In a meeting between officials from the Directorate of Medical Education and Research (DMER) and state Common Entrance Test (CET) cell, the matter of centralised admissions has been referred to the law and judiciary department, which will take a final decisionmumbai Updated: Aug 19, 2016 22:55 IST
Students waiting for admissions to private and deemed medical and dental institutes in the state will have to wait longer. In a meeting between officials from the Directorate of Medical Education and Research (DMER) and state Common Entrance Test (CET) cell, the matter of centralised admissions has been referred to the law and judiciary department, which will take a final decision.
The health ministry, in a circular dated August 9, had suggested that admissions to these institutes could be conducted through a centralised process to save time. The state government sought the expertise of the law department for a clear understanding of the rules and regulations in place. Until last year, admissions to these institutes were conducted on the basis of different entrance tests, which had to be changed after the Supreme Court in April 2016 made National Eligibility-cum-Entrance Test (NEET) the single window score for admissions to all medical and dental institutes.
“We want the stand to be clear not just for this year but for the upcoming years as well, so we have decided to wait for a day or two and see what the law department’s clearance on combined admissions. Only once we get the green signal from them can we release the rules of admission and the schedule,” said Dr Pravin Shingare, director of DMER.

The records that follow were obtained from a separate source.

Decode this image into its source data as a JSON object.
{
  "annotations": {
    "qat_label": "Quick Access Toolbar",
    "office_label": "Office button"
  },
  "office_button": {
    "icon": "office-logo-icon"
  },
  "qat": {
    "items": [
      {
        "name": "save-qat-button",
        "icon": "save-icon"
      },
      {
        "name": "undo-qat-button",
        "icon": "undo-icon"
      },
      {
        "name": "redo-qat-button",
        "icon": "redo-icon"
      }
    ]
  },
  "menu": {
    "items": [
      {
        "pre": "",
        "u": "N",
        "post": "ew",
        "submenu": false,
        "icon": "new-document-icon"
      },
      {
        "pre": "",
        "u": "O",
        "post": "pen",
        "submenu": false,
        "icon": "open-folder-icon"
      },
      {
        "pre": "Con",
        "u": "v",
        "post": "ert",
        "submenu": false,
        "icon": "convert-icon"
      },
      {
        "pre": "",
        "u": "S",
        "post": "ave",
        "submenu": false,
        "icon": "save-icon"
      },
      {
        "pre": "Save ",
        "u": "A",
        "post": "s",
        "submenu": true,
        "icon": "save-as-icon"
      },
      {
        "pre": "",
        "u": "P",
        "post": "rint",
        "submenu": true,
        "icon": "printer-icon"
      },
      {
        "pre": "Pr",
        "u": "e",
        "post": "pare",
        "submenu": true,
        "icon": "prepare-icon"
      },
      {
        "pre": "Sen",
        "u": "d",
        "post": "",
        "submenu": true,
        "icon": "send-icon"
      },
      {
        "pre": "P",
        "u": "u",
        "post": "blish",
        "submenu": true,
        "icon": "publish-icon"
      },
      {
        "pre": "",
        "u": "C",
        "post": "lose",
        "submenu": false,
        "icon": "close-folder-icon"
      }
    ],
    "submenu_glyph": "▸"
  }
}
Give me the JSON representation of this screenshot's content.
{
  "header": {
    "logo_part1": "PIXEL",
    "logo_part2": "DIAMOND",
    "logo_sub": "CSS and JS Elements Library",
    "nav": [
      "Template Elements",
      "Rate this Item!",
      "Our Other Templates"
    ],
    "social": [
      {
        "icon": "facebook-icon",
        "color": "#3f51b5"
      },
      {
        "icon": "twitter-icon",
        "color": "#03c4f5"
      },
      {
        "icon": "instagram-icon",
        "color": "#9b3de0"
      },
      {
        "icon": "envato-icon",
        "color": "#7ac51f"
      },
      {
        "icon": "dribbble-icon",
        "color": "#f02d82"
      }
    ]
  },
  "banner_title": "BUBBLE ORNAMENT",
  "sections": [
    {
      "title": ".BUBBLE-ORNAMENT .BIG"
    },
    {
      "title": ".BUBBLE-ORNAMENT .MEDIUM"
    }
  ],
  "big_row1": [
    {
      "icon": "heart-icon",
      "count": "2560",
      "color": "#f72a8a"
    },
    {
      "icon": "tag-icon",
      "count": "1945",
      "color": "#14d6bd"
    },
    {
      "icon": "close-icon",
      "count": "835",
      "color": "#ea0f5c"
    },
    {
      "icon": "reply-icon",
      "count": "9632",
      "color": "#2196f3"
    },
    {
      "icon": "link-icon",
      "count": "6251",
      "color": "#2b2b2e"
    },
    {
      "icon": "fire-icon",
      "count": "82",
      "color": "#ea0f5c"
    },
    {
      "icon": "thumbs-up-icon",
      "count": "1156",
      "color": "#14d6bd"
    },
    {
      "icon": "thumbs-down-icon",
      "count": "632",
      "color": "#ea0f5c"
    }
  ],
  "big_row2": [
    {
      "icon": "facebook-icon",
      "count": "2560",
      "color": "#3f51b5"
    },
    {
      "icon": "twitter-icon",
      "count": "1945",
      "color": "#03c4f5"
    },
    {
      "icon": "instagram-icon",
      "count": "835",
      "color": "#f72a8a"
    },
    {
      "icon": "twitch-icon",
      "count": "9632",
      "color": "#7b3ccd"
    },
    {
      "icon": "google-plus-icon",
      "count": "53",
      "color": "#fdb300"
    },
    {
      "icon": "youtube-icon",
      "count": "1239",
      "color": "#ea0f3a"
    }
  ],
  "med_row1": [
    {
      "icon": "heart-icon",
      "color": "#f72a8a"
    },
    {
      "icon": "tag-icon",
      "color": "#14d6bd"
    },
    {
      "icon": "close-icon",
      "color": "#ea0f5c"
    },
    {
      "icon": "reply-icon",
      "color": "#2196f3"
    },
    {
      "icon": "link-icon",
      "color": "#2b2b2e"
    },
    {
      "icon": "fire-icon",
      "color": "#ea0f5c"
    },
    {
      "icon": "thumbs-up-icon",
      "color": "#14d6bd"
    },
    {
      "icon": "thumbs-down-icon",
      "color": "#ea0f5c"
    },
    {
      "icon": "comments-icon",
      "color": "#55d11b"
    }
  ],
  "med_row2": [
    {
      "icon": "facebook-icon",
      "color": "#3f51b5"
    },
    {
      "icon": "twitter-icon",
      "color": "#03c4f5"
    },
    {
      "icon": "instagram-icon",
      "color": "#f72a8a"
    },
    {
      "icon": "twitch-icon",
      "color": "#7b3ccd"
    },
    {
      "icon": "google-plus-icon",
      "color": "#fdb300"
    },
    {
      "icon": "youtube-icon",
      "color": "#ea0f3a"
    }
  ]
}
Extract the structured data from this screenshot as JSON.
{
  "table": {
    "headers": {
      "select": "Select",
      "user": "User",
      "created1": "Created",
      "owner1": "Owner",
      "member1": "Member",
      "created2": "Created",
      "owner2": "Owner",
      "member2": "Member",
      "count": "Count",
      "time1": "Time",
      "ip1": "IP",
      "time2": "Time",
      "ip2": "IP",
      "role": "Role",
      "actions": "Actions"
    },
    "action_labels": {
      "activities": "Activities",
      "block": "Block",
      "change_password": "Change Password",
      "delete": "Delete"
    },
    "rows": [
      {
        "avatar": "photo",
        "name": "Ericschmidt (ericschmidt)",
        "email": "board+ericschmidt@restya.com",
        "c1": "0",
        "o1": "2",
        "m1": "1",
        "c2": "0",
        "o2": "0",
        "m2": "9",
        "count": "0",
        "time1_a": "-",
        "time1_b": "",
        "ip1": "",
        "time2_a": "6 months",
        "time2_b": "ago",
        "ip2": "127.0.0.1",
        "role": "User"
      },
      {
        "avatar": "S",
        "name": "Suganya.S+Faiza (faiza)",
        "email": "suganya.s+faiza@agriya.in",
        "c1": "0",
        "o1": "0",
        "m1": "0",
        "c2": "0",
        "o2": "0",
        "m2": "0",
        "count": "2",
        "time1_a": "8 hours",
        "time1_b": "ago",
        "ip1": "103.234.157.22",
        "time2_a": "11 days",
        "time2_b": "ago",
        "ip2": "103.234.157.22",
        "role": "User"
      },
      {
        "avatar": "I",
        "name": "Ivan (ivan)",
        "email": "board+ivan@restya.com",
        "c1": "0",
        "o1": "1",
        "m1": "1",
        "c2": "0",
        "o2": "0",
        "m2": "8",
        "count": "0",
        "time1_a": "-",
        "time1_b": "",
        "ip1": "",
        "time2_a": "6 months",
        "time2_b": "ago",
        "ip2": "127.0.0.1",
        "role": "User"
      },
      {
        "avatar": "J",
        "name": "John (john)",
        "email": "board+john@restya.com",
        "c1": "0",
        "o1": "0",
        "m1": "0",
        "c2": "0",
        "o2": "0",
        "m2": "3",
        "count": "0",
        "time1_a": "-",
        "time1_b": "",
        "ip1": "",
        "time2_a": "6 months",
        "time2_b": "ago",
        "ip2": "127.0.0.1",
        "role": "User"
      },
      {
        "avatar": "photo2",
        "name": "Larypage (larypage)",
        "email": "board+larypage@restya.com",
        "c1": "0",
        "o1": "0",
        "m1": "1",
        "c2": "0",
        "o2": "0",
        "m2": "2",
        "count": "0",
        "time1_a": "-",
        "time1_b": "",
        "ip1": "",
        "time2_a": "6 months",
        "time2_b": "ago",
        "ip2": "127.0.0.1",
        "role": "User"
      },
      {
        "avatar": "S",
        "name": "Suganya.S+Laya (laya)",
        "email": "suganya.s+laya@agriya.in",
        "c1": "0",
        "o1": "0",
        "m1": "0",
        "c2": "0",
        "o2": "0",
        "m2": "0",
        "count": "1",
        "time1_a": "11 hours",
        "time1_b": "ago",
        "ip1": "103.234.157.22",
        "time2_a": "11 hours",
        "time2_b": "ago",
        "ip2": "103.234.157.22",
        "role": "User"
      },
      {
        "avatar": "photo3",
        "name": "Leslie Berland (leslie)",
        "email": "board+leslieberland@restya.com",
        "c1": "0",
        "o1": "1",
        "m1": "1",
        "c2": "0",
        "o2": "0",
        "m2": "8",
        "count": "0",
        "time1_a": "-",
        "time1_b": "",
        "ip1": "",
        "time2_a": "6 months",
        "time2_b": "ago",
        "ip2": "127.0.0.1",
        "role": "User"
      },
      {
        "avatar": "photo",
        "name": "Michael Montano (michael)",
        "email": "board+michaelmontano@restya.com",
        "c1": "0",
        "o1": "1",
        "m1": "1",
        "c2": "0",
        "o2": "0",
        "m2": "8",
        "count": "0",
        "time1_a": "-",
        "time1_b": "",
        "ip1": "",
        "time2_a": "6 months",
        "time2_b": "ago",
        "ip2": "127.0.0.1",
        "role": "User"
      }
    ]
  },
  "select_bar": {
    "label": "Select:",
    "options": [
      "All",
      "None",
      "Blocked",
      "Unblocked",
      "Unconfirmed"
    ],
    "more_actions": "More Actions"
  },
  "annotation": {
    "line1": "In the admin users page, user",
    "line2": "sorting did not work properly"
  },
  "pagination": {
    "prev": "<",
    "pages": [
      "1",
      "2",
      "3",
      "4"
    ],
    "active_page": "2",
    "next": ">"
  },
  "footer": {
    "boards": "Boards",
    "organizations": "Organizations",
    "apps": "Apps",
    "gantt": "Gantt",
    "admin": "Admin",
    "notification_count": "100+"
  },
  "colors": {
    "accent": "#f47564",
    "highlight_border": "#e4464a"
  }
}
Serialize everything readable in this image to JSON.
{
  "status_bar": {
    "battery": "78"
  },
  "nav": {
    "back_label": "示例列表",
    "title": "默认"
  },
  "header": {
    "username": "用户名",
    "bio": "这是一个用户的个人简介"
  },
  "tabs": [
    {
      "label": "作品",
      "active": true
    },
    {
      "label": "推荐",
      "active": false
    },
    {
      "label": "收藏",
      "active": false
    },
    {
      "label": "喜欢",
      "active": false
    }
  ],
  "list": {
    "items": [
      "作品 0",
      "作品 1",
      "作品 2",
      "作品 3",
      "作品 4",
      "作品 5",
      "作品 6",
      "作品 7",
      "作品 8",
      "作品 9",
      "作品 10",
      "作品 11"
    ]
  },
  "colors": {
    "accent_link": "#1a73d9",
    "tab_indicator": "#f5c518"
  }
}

HT previously reported about the uncertainty surrounding admissions to 3,395 — medical as well as dental — seats under private and deemed institutes in the state. While admission to government-run institutes is almost over on the basis of MH-CET scores, the Supreme Court order states that private and deemed institutes can conduct admission only on the basis of NEET scores.
“We can easily start admissions to private institutes right away, but the aim is to start the process for all remaining seats together. If the law department does not clear this situation for us in the next couple of days, we will go ahead and announce admission schedule for private institutes,” added Shingare. There are 1,720 and 1,675 seats available for allotment under private and deemed institutes respectively.